Across the entries below, how many lines contain the word "text"? Give the number alone.

(Beginning of Available data)

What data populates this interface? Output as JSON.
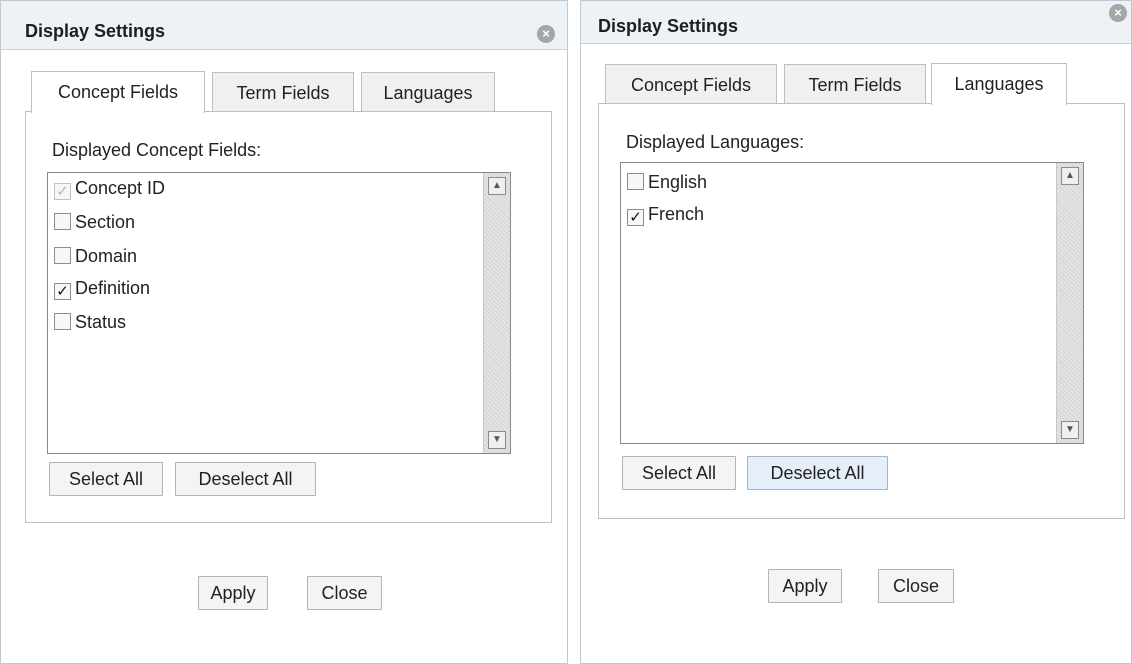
{
  "left": {
    "title": "Display Settings",
    "close_glyph": "×",
    "tabs": [
      "Concept Fields",
      "Term Fields",
      "Languages"
    ],
    "active_tab": "Concept Fields",
    "panel_label": "Displayed Concept Fields:",
    "items": [
      {
        "label": "Concept ID",
        "mark": "✓",
        "checked": true,
        "disabled": true
      },
      {
        "label": "Section",
        "mark": "",
        "checked": false
      },
      {
        "label": "Domain",
        "mark": "",
        "checked": false
      },
      {
        "label": "Definition",
        "mark": "✓",
        "checked": true
      },
      {
        "label": "Status",
        "mark": "",
        "checked": false
      }
    ],
    "select_all": "Select All",
    "deselect_all": "Deselect All",
    "apply": "Apply",
    "close": "Close"
  },
  "right": {
    "title": "Display Settings",
    "close_glyph": "×",
    "tabs": [
      "Concept Fields",
      "Term Fields",
      "Languages"
    ],
    "active_tab": "Languages",
    "panel_label": "Displayed Languages:",
    "items": [
      {
        "label": "English",
        "mark": "",
        "checked": false
      },
      {
        "label": "French",
        "mark": "✓",
        "checked": true
      }
    ],
    "select_all": "Select All",
    "deselect_all": "Deselect All",
    "apply": "Apply",
    "close": "Close"
  },
  "icons": {
    "close": "close-icon",
    "scroll_up": "▲",
    "scroll_down": "▼"
  }
}
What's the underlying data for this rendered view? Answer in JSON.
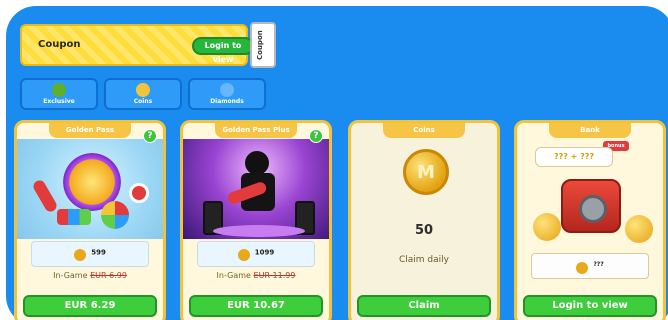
{
  "coupon": {
    "label": "Coupon",
    "button": "Login to view",
    "tab": "Coupon"
  },
  "categories": [
    {
      "label": "Exclusive",
      "icon": "exclusive-icon",
      "color": "#5fae2e"
    },
    {
      "label": "Coins",
      "icon": "coin-icon",
      "color": "#f3c43a"
    },
    {
      "label": "Diamonds",
      "icon": "diamond-icon",
      "color": "#69b6ff"
    }
  ],
  "cards": [
    {
      "title": "Golden Pass",
      "help": "?",
      "amount": "599",
      "ingame_prefix": "In-Game",
      "ingame_price": "EUR 6.99",
      "button": "EUR 6.29"
    },
    {
      "title": "Golden Pass Plus",
      "help": "?",
      "amount": "1099",
      "ingame_prefix": "In-Game",
      "ingame_price": "EUR 11.99",
      "button": "EUR 10.67"
    },
    {
      "title": "Coins",
      "amount": "50",
      "subtitle": "Claim daily",
      "button": "Claim"
    },
    {
      "title": "Bank",
      "bonus": "bonus",
      "bubble": "??? + ???",
      "amount": "???",
      "button": "Login to view"
    }
  ],
  "colors": {
    "background": "#1a8cf0",
    "button_green": "#3fce3b",
    "card_border": "#f2c33a"
  }
}
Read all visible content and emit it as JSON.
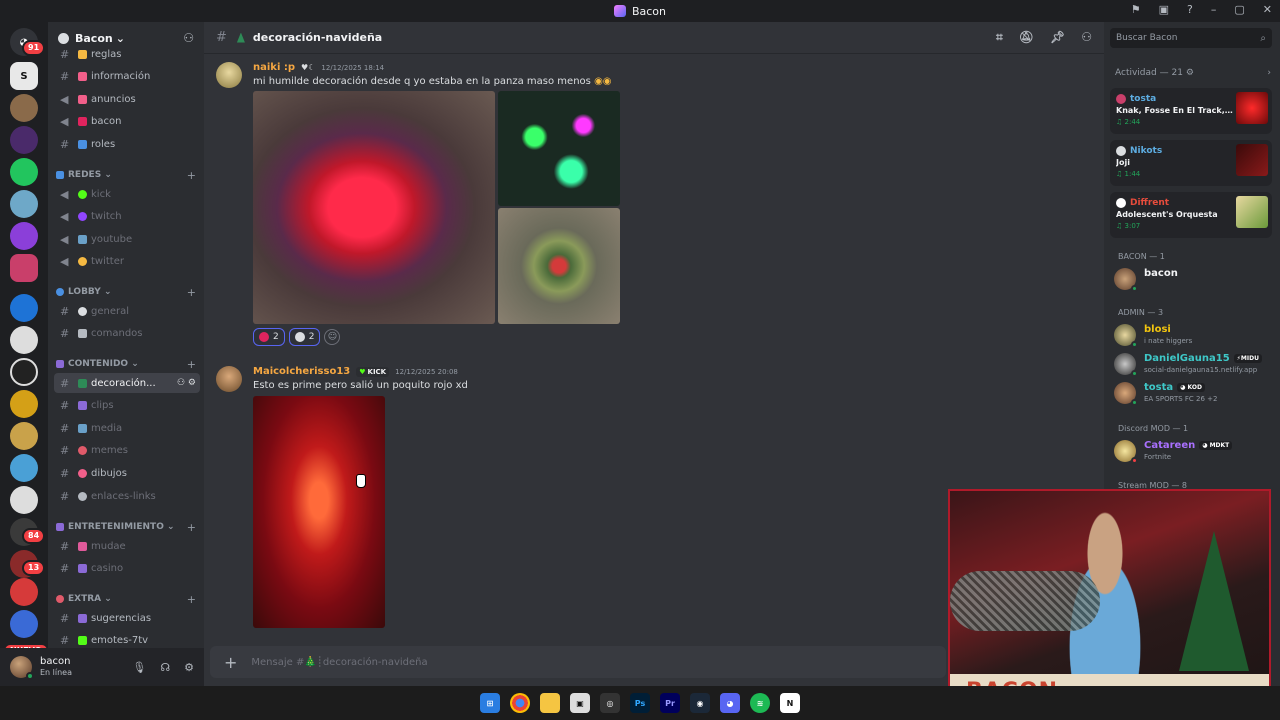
{
  "window": {
    "title": "Bacon"
  },
  "servers": {
    "badges": [
      "91",
      "84",
      "13"
    ],
    "new_label": "NUEVO"
  },
  "guild": {
    "name": "Bacon"
  },
  "channels": {
    "top": [
      {
        "name": "reglas",
        "muted": false
      },
      {
        "name": "información",
        "muted": false
      },
      {
        "name": "anuncios",
        "muted": false
      },
      {
        "name": "bacon",
        "muted": false
      },
      {
        "name": "roles",
        "muted": false
      }
    ],
    "categories": [
      {
        "name": "REDES",
        "items": [
          {
            "name": "kick"
          },
          {
            "name": "twitch"
          },
          {
            "name": "youtube"
          },
          {
            "name": "twitter"
          }
        ]
      },
      {
        "name": "LOBBY",
        "items": [
          {
            "name": "general"
          },
          {
            "name": "comandos"
          }
        ]
      },
      {
        "name": "CONTENIDO",
        "items": [
          {
            "name": "decoración..."
          },
          {
            "name": "clips"
          },
          {
            "name": "media"
          },
          {
            "name": "memes"
          },
          {
            "name": "dibujos"
          },
          {
            "name": "enlaces-links"
          }
        ]
      },
      {
        "name": "ENTRETENIMIENTO",
        "items": [
          {
            "name": "mudae"
          },
          {
            "name": "casino"
          }
        ]
      },
      {
        "name": "EXTRA",
        "items": [
          {
            "name": "sugerencias"
          },
          {
            "name": "emotes-7tv"
          }
        ]
      }
    ]
  },
  "user": {
    "name": "bacon",
    "status": "En línea"
  },
  "channel_header": {
    "name": "decoración-navideña"
  },
  "messages": [
    {
      "author": "naiki :p",
      "timestamp": "12/12/2025 18:14",
      "text": "mi humilde decoración desde q yo estaba en la panza maso menos",
      "reactions": [
        {
          "count": "2",
          "color": "#e0245e"
        },
        {
          "count": "2",
          "color": "#dbdee1"
        }
      ]
    },
    {
      "author": "Maicolcherisso13",
      "tag": "KICK",
      "timestamp": "12/12/2025 20:08",
      "text": "Esto es prime pero salió un poquito rojo xd"
    }
  ],
  "composer": {
    "placeholder": "Mensaje #🎄┊decoración-navideña"
  },
  "search": {
    "placeholder": "Buscar Bacon"
  },
  "activity": {
    "header": "Actividad — 21",
    "cards": [
      {
        "user": "tosta",
        "track": "Knak, Fosse En El Track, O...",
        "time": "2:44",
        "color": "#5dade2"
      },
      {
        "user": "Nikots",
        "track": "Joji",
        "time": "1:44",
        "color": "#5dade2"
      },
      {
        "user": "Diffrent",
        "track": "Adolescent's Orquesta",
        "time": "3:07",
        "color": "#e74c3c"
      }
    ]
  },
  "members": {
    "groups": [
      {
        "role": "BACON — 1",
        "members": [
          {
            "name": "bacon",
            "status": "",
            "badge": "",
            "color": "#f2f3f5"
          }
        ]
      },
      {
        "role": "ADMIN — 3",
        "members": [
          {
            "name": "blosi",
            "status": "i nate higgers",
            "badge": "",
            "color": "#f1c40f"
          },
          {
            "name": "DanielGauna15",
            "status": "social-danielgauna15.netlify.app",
            "badge": "MIDU",
            "color": "#3ec8c8"
          },
          {
            "name": "tosta",
            "status": "EA SPORTS FC 26 +2",
            "badge": "KOD",
            "color": "#3ec8c8"
          }
        ]
      },
      {
        "role": "Discord MOD — 1",
        "members": [
          {
            "name": "Catareen",
            "status": "Fortnite",
            "badge": "MDKT",
            "color": "#a970ff"
          }
        ]
      },
      {
        "role": "Stream MOD — 8",
        "members": []
      }
    ]
  },
  "webcam": {
    "banner": "BACON"
  },
  "colors": {
    "accent": "#5865f2",
    "online": "#23a55a",
    "danger": "#f23f43"
  }
}
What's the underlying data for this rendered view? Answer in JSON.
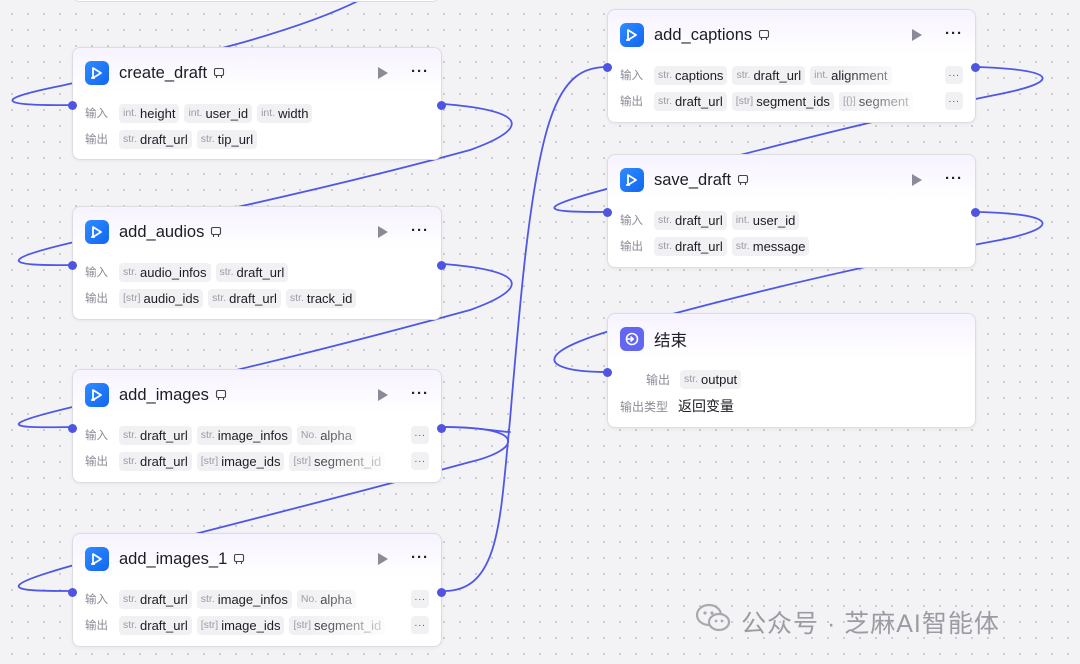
{
  "labels": {
    "input": "输入",
    "output": "输出",
    "output_type": "输出类型",
    "more": "···"
  },
  "nodes": [
    {
      "id": "create_draft",
      "title": "create_draft",
      "inputs": [
        {
          "type": "int.",
          "name": "height"
        },
        {
          "type": "int.",
          "name": "user_id"
        },
        {
          "type": "int.",
          "name": "width"
        }
      ],
      "outputs": [
        {
          "type": "str.",
          "name": "draft_url"
        },
        {
          "type": "str.",
          "name": "tip_url"
        }
      ]
    },
    {
      "id": "add_audios",
      "title": "add_audios",
      "inputs": [
        {
          "type": "str.",
          "name": "audio_infos"
        },
        {
          "type": "str.",
          "name": "draft_url"
        }
      ],
      "outputs": [
        {
          "type": "[str]",
          "name": "audio_ids"
        },
        {
          "type": "str.",
          "name": "draft_url"
        },
        {
          "type": "str.",
          "name": "track_id"
        }
      ]
    },
    {
      "id": "add_images",
      "title": "add_images",
      "inputs": [
        {
          "type": "str.",
          "name": "draft_url"
        },
        {
          "type": "str.",
          "name": "image_infos"
        },
        {
          "type": "No.",
          "name": "alpha"
        }
      ],
      "outputs": [
        {
          "type": "str.",
          "name": "draft_url"
        },
        {
          "type": "[str]",
          "name": "image_ids"
        },
        {
          "type": "[str]",
          "name": "segment_id"
        }
      ]
    },
    {
      "id": "add_images_1",
      "title": "add_images_1",
      "inputs": [
        {
          "type": "str.",
          "name": "draft_url"
        },
        {
          "type": "str.",
          "name": "image_infos"
        },
        {
          "type": "No.",
          "name": "alpha"
        }
      ],
      "outputs": [
        {
          "type": "str.",
          "name": "draft_url"
        },
        {
          "type": "[str]",
          "name": "image_ids"
        },
        {
          "type": "[str]",
          "name": "segment_id"
        }
      ]
    },
    {
      "id": "add_captions",
      "title": "add_captions",
      "inputs": [
        {
          "type": "str.",
          "name": "captions"
        },
        {
          "type": "str.",
          "name": "draft_url"
        },
        {
          "type": "int.",
          "name": "alignment"
        }
      ],
      "outputs": [
        {
          "type": "str.",
          "name": "draft_url"
        },
        {
          "type": "[str]",
          "name": "segment_ids"
        },
        {
          "type": "[{}]",
          "name": "segment"
        }
      ]
    },
    {
      "id": "save_draft",
      "title": "save_draft",
      "inputs": [
        {
          "type": "str.",
          "name": "draft_url"
        },
        {
          "type": "int.",
          "name": "user_id"
        }
      ],
      "outputs": [
        {
          "type": "str.",
          "name": "draft_url"
        },
        {
          "type": "str.",
          "name": "message"
        }
      ]
    }
  ],
  "end_node": {
    "title": "结束",
    "output": {
      "type": "str.",
      "name": "output"
    },
    "output_type_value": "返回变量"
  },
  "watermark": {
    "text": "公众号 · 芝麻AI智能体",
    "icon": "wechat-icon"
  },
  "colors": {
    "wire": "#5057e8",
    "plugin_icon": "#1a73f5",
    "end_icon": "#6366f1"
  }
}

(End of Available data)

### Output
3